Your task.
Repeat the data in full. Every line must match.

Stored records.
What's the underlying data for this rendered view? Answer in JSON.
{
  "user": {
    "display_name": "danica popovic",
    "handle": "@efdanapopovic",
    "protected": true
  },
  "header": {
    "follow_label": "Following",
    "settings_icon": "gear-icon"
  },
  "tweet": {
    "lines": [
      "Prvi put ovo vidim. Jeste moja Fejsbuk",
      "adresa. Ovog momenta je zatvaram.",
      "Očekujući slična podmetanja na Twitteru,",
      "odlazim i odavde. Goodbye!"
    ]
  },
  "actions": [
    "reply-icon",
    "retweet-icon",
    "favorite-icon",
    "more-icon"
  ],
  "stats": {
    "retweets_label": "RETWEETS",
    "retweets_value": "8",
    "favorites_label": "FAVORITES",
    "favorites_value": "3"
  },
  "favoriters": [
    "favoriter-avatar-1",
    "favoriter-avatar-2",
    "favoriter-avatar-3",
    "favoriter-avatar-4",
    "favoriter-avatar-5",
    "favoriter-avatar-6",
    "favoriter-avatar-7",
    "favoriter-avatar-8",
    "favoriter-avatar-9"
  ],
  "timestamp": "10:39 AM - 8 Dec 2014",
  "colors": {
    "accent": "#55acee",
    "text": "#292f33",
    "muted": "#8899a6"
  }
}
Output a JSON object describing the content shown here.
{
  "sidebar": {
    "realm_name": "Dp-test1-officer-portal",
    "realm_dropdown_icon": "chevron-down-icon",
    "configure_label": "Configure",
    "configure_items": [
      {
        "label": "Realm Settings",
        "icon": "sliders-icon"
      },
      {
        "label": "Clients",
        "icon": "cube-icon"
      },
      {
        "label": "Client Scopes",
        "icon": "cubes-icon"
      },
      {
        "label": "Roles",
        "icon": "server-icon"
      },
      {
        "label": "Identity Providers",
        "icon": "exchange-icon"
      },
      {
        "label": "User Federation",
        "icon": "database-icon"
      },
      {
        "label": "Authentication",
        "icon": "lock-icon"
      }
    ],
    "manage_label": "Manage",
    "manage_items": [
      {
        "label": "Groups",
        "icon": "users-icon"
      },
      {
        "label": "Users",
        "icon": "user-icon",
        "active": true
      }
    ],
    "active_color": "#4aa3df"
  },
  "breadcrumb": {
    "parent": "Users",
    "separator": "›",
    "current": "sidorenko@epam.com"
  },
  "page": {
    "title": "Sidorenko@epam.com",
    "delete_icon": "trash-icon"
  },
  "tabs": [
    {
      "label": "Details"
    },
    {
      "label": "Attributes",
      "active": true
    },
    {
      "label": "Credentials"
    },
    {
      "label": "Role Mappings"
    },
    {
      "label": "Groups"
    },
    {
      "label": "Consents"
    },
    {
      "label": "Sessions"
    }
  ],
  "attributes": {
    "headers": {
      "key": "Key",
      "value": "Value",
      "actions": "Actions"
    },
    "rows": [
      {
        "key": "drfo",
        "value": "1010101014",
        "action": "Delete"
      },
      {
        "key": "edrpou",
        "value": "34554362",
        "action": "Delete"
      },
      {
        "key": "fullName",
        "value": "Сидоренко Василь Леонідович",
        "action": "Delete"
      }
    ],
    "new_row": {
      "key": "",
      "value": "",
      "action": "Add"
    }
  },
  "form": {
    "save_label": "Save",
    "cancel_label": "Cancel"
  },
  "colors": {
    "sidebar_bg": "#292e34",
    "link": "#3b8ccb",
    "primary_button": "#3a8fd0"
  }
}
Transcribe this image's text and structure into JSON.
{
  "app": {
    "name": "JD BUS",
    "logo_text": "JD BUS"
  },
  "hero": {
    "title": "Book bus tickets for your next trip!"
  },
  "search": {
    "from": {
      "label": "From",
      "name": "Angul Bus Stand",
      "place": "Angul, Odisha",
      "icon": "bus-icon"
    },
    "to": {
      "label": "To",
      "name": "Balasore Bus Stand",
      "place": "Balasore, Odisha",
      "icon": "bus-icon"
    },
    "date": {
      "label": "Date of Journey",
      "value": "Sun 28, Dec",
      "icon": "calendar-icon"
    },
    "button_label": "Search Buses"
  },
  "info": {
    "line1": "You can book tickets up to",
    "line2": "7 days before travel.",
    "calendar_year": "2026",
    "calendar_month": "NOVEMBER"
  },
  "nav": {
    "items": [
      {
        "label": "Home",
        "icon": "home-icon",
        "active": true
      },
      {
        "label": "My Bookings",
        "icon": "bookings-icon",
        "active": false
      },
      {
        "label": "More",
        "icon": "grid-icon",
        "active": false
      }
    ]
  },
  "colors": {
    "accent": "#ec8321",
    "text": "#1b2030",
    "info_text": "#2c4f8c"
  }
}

Solution to this task.
What's the underlying data for this rendered view? Answer in JSON.
{
  "user": {
    "display_name": "danica popovic",
    "handle": "@efdanapopovic",
    "protected": true
  },
  "header": {
    "follow_label": "Following",
    "settings_icon": "gear-icon"
  },
  "tweet": {
    "lines": [
      "Prvi put ovo vidim. Jeste moja Fejsbuk",
      "adresa. Ovog momenta je zatvaram.",
      "Očekujući slična podmetanja na Twitteru,",
      "odlazim i odavde. Goodbye!"
    ]
  },
  "actions": [
    "reply-icon",
    "retweet-icon",
    "favorite-icon",
    "more-icon"
  ],
  "stats": {
    "retweets_label": "RETWEETS",
    "retweets_value": "8",
    "favorites_label": "FAVORITES",
    "favorites_value": "3"
  },
  "favoriters": [
    "favoriter-avatar-1",
    "favoriter-avatar-2",
    "favoriter-avatar-3",
    "favoriter-avatar-4",
    "favoriter-avatar-5",
    "favoriter-avatar-6",
    "favoriter-avatar-7",
    "favoriter-avatar-8",
    "favoriter-avatar-9"
  ],
  "timestamp": "10:39 AM - 8 Dec 2014",
  "colors": {
    "accent": "#55acee",
    "text": "#292f33",
    "muted": "#8899a6"
  }
}
Output a JSON object describing the content shown here.
{
  "sidebar": {
    "realm_name": "Dp-test1-officer-portal",
    "realm_dropdown_icon": "chevron-down-icon",
    "configure_label": "Configure",
    "configure_items": [
      {
        "label": "Realm Settings",
        "icon": "sliders-icon"
      },
      {
        "label": "Clients",
        "icon": "cube-icon"
      },
      {
        "label": "Client Scopes",
        "icon": "cubes-icon"
      },
      {
        "label": "Roles",
        "icon": "server-icon"
      },
      {
        "label": "Identity Providers",
        "icon": "exchange-icon"
      },
      {
        "label": "User Federation",
        "icon": "database-icon"
      },
      {
        "label": "Authentication",
        "icon": "lock-icon"
      }
    ],
    "manage_label": "Manage",
    "manage_items": [
      {
        "label": "Groups",
        "icon": "users-icon"
      },
      {
        "label": "Users",
        "icon": "user-icon",
        "active": true
      }
    ],
    "active_color": "#4aa3df"
  },
  "breadcrumb": {
    "parent": "Users",
    "separator": "›",
    "current": "sidorenko@epam.com"
  },
  "page": {
    "title": "Sidorenko@epam.com",
    "delete_icon": "trash-icon"
  },
  "tabs": [
    {
      "label": "Details"
    },
    {
      "label": "Attributes",
      "active": true
    },
    {
      "label": "Credentials"
    },
    {
      "label": "Role Mappings"
    },
    {
      "label": "Groups"
    },
    {
      "label": "Consents"
    },
    {
      "label": "Sessions"
    }
  ],
  "attributes": {
    "headers": {
      "key": "Key",
      "value": "Value",
      "actions": "Actions"
    },
    "rows": [
      {
        "key": "drfo",
        "value": "1010101014",
        "action": "Delete"
      },
      {
        "key": "edrpou",
        "value": "34554362",
        "action": "Delete"
      },
      {
        "key": "fullName",
        "value": "Сидоренко Василь Леонідович",
        "action": "Delete"
      }
    ],
    "new_row": {
      "key": "",
      "value": "",
      "action": "Add"
    }
  },
  "form": {
    "save_label": "Save",
    "cancel_label": "Cancel"
  },
  "colors": {
    "sidebar_bg": "#292e34",
    "link": "#3b8ccb",
    "primary_button": "#3a8fd0"
  }
}
Transcribe this image's text and structure into JSON.
{
  "app": {
    "name": "JD BUS",
    "logo_text": "JD BUS"
  },
  "hero": {
    "title": "Book bus tickets for your next trip!"
  },
  "search": {
    "from": {
      "label": "From",
      "name": "Angul Bus Stand",
      "place": "Angul, Odisha",
      "icon": "bus-icon"
    },
    "to": {
      "label": "To",
      "name": "Balasore Bus Stand",
      "place": "Balasore, Odisha",
      "icon": "bus-icon"
    },
    "date": {
      "label": "Date of Journey",
      "value": "Sun 28, Dec",
      "icon": "calendar-icon"
    },
    "button_label": "Search Buses"
  },
  "info": {
    "line1": "You can book tickets up to",
    "line2": "7 days before travel.",
    "calendar_year": "2026",
    "calendar_month": "NOVEMBER"
  },
  "nav": {
    "items": [
      {
        "label": "Home",
        "icon": "home-icon",
        "active": true
      },
      {
        "label": "My Bookings",
        "icon": "bookings-icon",
        "active": false
      },
      {
        "label": "More",
        "icon": "grid-icon",
        "active": false
      }
    ]
  },
  "colors": {
    "accent": "#ec8321",
    "text": "#1b2030",
    "info_text": "#2c4f8c"
  }
}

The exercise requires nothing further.